|Author(s):||Straub, Paul Gregory|
|Doctoral Committee Chair(s):||Villamil, Anne P.|
|Department / Program:||Economics|
|Degree Granting Institution:||University of Illinois at Urbana-Champaign|
|Abstract:||Many recent macroeconomic models exhibit multiple Nash equilibria that can be Pareto ranked. Many (if not most) economists expect subjects to obtain a Pareto optimal equilibrium in these models. However, results of recent laboratory experiments suggest that subjects regularly fail to coordinate their actions to achieve a Pareto optimal equilibrium. These results are puzzling and motivate the study of the following questions. Why would a rational player select an action that supports an equilibrium that is Pareto dominated? More fundamentally, how do rational players form expectations of the play of other rational players in noncooperative games with multiple Nash equilibria?
In single-period, simultaneous-move, noncooperative games with no communication, players have no explicit mechanism to select an equilibrium as a group. The players must individually form their expectations of the play of other players and select their actions as individuals rather than a group. For this reason, we argue that rational play in these games must be defined in terms of individual rationality rather than collective rationality.

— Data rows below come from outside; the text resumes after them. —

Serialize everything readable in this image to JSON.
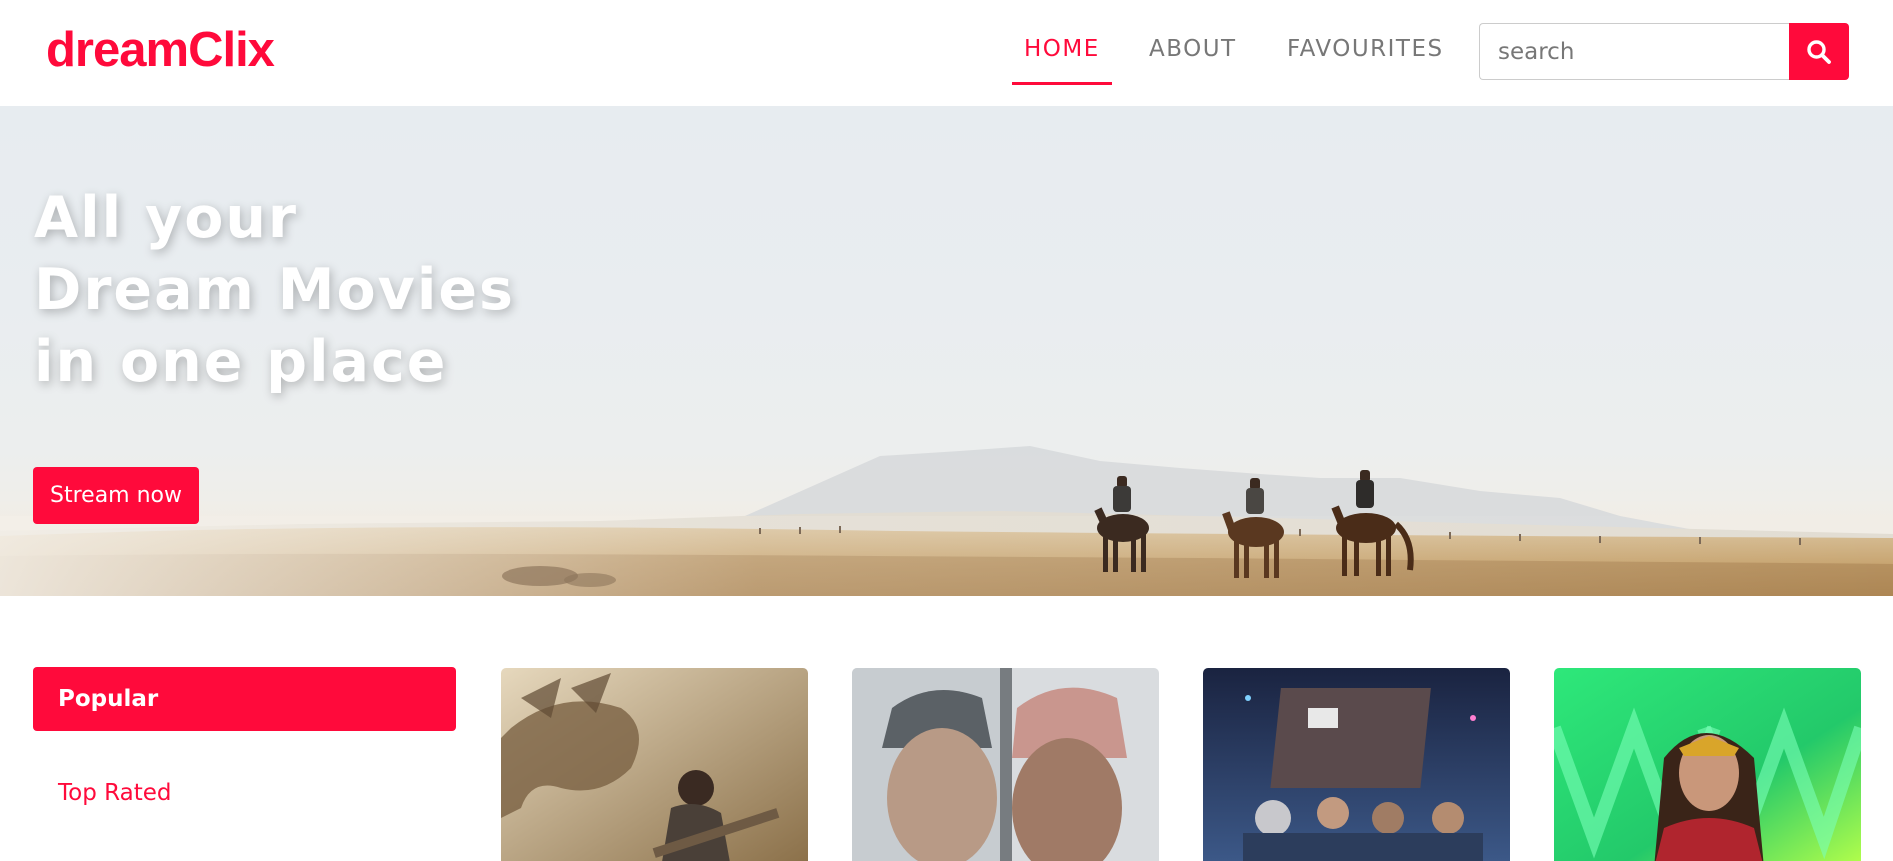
{
  "brand": {
    "logo_text": "dreamClix",
    "accent_color": "#ff0a3b"
  },
  "nav": {
    "links": [
      {
        "label": "HOME",
        "active": true
      },
      {
        "label": "ABOUT",
        "active": false
      },
      {
        "label": "FAVOURITES",
        "active": false
      }
    ]
  },
  "search": {
    "placeholder": "search",
    "value": "",
    "button_icon": "search-icon"
  },
  "hero": {
    "title_lines": [
      "All your",
      "Dream Movies",
      "in one place"
    ],
    "cta_label": "Stream now",
    "background": "foggy-prairie-horse-riders"
  },
  "categories": [
    {
      "label": "Popular",
      "active": true
    },
    {
      "label": "Top Rated",
      "active": false
    }
  ],
  "movies": [
    {
      "poster": "monster-hunter"
    },
    {
      "poster": "frozen-faces-split"
    },
    {
      "poster": "space-sweepers"
    },
    {
      "poster": "wonder-woman-1984"
    }
  ]
}
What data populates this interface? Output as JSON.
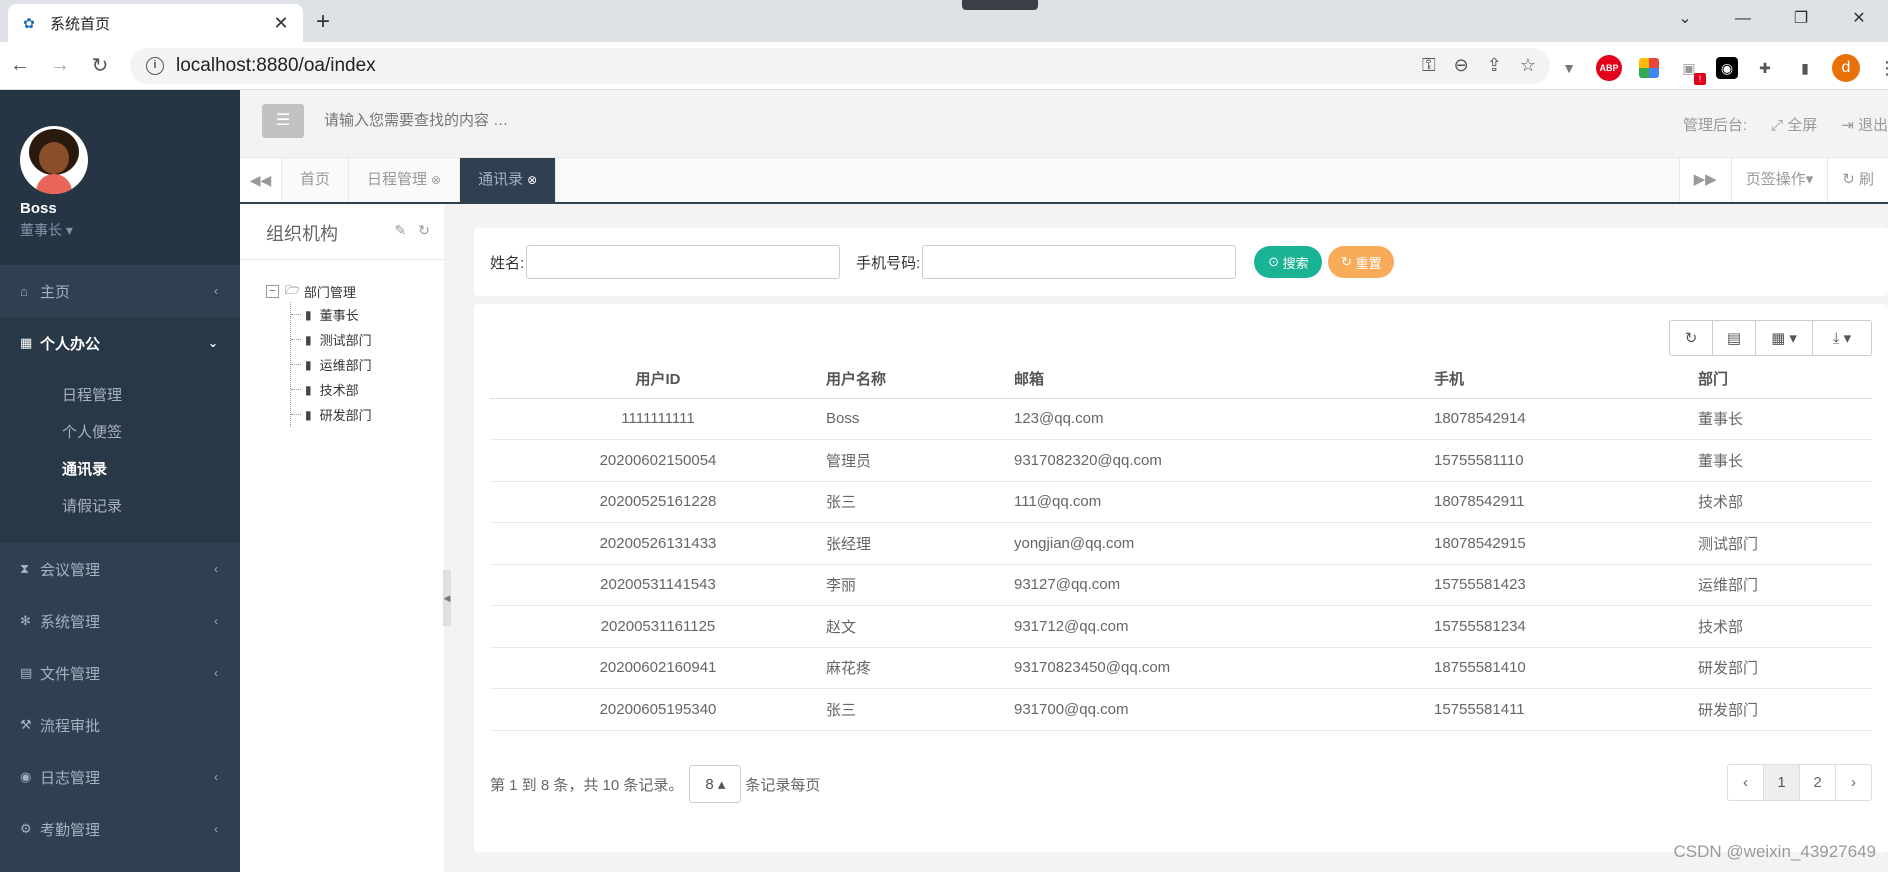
{
  "browser": {
    "tab_title": "系统首页",
    "url": "localhost:8880/oa/index",
    "ext_abp": "ABP",
    "ext_badge": "!",
    "profile_initial": "d"
  },
  "sidebar": {
    "user_name": "Boss",
    "user_role": "董事长 ▾",
    "menu": [
      {
        "label": "主页",
        "icon": "home-icon",
        "glyph": "⌂"
      },
      {
        "label": "个人办公",
        "icon": "calendar-icon",
        "glyph": "▦"
      },
      {
        "label": "会议管理",
        "icon": "hourglass-icon",
        "glyph": "⧗"
      },
      {
        "label": "系统管理",
        "icon": "gear-icon",
        "glyph": "✻"
      },
      {
        "label": "文件管理",
        "icon": "file-icon",
        "glyph": "▤"
      },
      {
        "label": "流程审批",
        "icon": "gavel-icon",
        "glyph": "⚒"
      },
      {
        "label": "日志管理",
        "icon": "eye-icon",
        "glyph": "◉"
      },
      {
        "label": "考勤管理",
        "icon": "gears-icon",
        "glyph": "⚙"
      }
    ],
    "submenu": [
      "日程管理",
      "个人便签",
      "通讯录",
      "请假记录"
    ]
  },
  "header": {
    "search_placeholder": "请输入您需要查找的内容 …",
    "admin_label": "管理后台:",
    "fullscreen_label": "全屏",
    "logout_label": "退出"
  },
  "tabs": {
    "items": [
      "首页",
      "日程管理",
      "通讯录"
    ],
    "tab_ops": "页签操作▾",
    "refresh": "刷"
  },
  "org": {
    "title": "组织机构",
    "root": "部门管理",
    "children": [
      "董事长",
      "测试部门",
      "运维部门",
      "技术部",
      "研发部门"
    ]
  },
  "search": {
    "name_label": "姓名:",
    "phone_label": "手机号码:",
    "search_btn": "搜索",
    "reset_btn": "重置"
  },
  "table": {
    "columns": [
      "用户ID",
      "用户名称",
      "邮箱",
      "手机",
      "部门"
    ],
    "rows": [
      [
        "1111111111",
        "Boss",
        "123@qq.com",
        "18078542914",
        "董事长"
      ],
      [
        "20200602150054",
        "管理员",
        "9317082320@qq.com",
        "15755581110",
        "董事长"
      ],
      [
        "20200525161228",
        "张三",
        "111@qq.com",
        "18078542911",
        "技术部"
      ],
      [
        "20200526131433",
        "张经理",
        "yongjian@qq.com",
        "18078542915",
        "测试部门"
      ],
      [
        "20200531141543",
        "李丽",
        "93127@qq.com",
        "15755581423",
        "运维部门"
      ],
      [
        "20200531161125",
        "赵文",
        "931712@qq.com",
        "15755581234",
        "技术部"
      ],
      [
        "20200602160941",
        "麻花疼",
        "93170823450@qq.com",
        "18755581410",
        "研发部门"
      ],
      [
        "20200605195340",
        "张三",
        "931700@qq.com",
        "15755581411",
        "研发部门"
      ]
    ],
    "pager_text": "第 1 到 8 条，共 10 条记录。",
    "page_size": "8 ▴",
    "page_size_suffix": "条记录每页",
    "pages": [
      "‹",
      "1",
      "2",
      "›"
    ]
  },
  "watermark": "CSDN @weixin_43927649",
  "colors": {
    "sidebar_bg": "#2f4050",
    "search_green": "#1ab394",
    "reset_orange": "#f8ac59"
  }
}
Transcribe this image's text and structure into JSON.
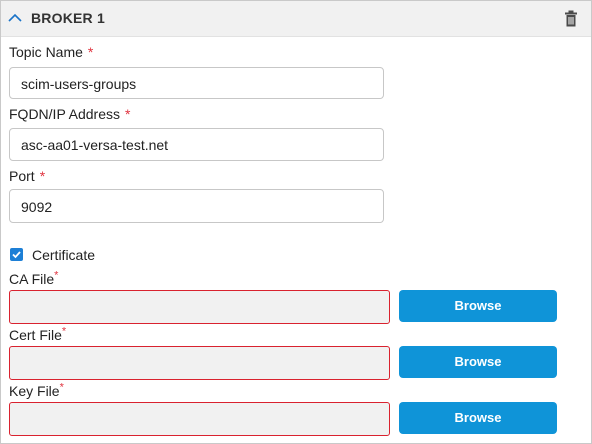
{
  "header": {
    "title": "BROKER 1",
    "collapse_icon": "chevron-up-icon",
    "delete_icon": "trash-icon"
  },
  "fields": {
    "topic": {
      "label": "Topic Name",
      "required_mark": "*",
      "value": "scim-users-groups"
    },
    "fqdn": {
      "label": "FQDN/IP Address",
      "required_mark": "*",
      "value": "asc-aa01-versa-test.net"
    },
    "port": {
      "label": "Port",
      "required_mark": "*",
      "value": "9092"
    }
  },
  "certificate": {
    "label": "Certificate",
    "checked": true
  },
  "files": {
    "ca": {
      "label": "CA File",
      "required_mark": "*",
      "value": "",
      "button": "Browse"
    },
    "cert": {
      "label": "Cert File",
      "required_mark": "*",
      "value": "",
      "button": "Browse"
    },
    "key": {
      "label": "Key File",
      "required_mark": "*",
      "value": "",
      "button": "Browse"
    }
  },
  "colors": {
    "accent": "#0f94d8",
    "required": "#e0333f",
    "error_border": "#d9222f",
    "checkbox": "#1d7fd6"
  }
}
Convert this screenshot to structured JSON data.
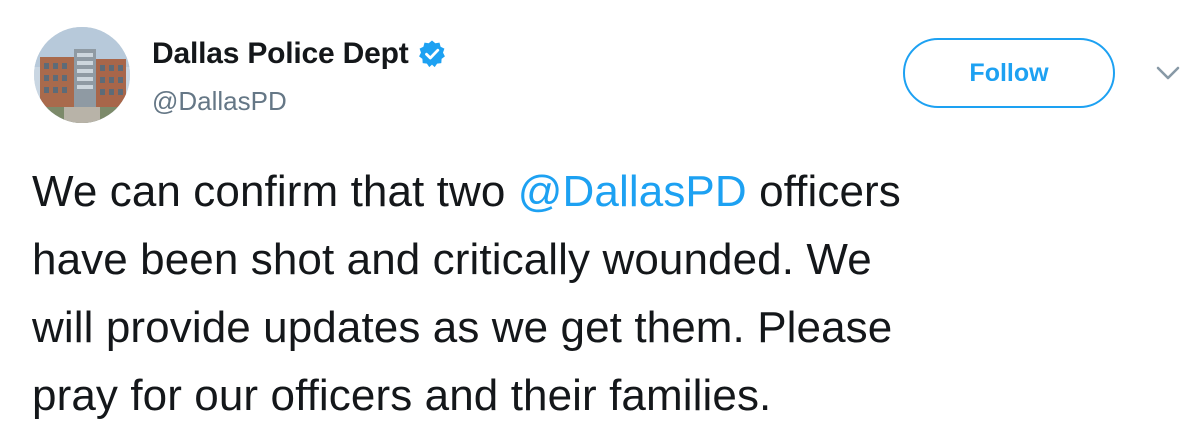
{
  "author": {
    "display_name": "Dallas Police Dept",
    "handle": "@DallasPD",
    "verified": true,
    "avatar_icon": "police-building-avatar"
  },
  "follow_button": {
    "label": "Follow"
  },
  "menu": {
    "icon": "chevron-down-icon"
  },
  "tweet": {
    "lines": [
      {
        "before": "We can confirm that two ",
        "mention": "@DallasPD",
        "after": " officers"
      },
      {
        "text": "have been shot and critically wounded. We"
      },
      {
        "text": "will provide updates as we get them. Please"
      },
      {
        "text": "pray for our officers and their families."
      }
    ]
  },
  "colors": {
    "accent": "#1da1f2",
    "text": "#14171a",
    "secondary_text": "#657786"
  }
}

In chapter 1, individual rationality and collective rationality are defined in terms of Harsanyi and Selten's risk dominance and Pareto dominance. This chapter shows that a model which modifies Harsanyi and Selten's (1988) A General Theory of Equilibrium Selection in Games by applying individual rationality as a constraint on players' choices can answer the puzzling questions motivated by the results of these recent laboratory experiments. Furthermore, the robustness of this model is documented by a series of laboratory experiments involving coordination games and battle of the sexes games. The conclusion of this chapter is that coordination failures in single-period games are due to the conflict between individual rationality and collective rationality. Subjects act as if they abandon individual rationality in favor of group rationality only in special circumstances. The finitely repeated versions of these games are analyzed in chapter 2.
|Rights Information:||Copyright 1991 Straub, Paul Gregory|
|Date Available in IDEALS:||2011-05-07|
|Identifier in Online Catalog:||AAI9211001|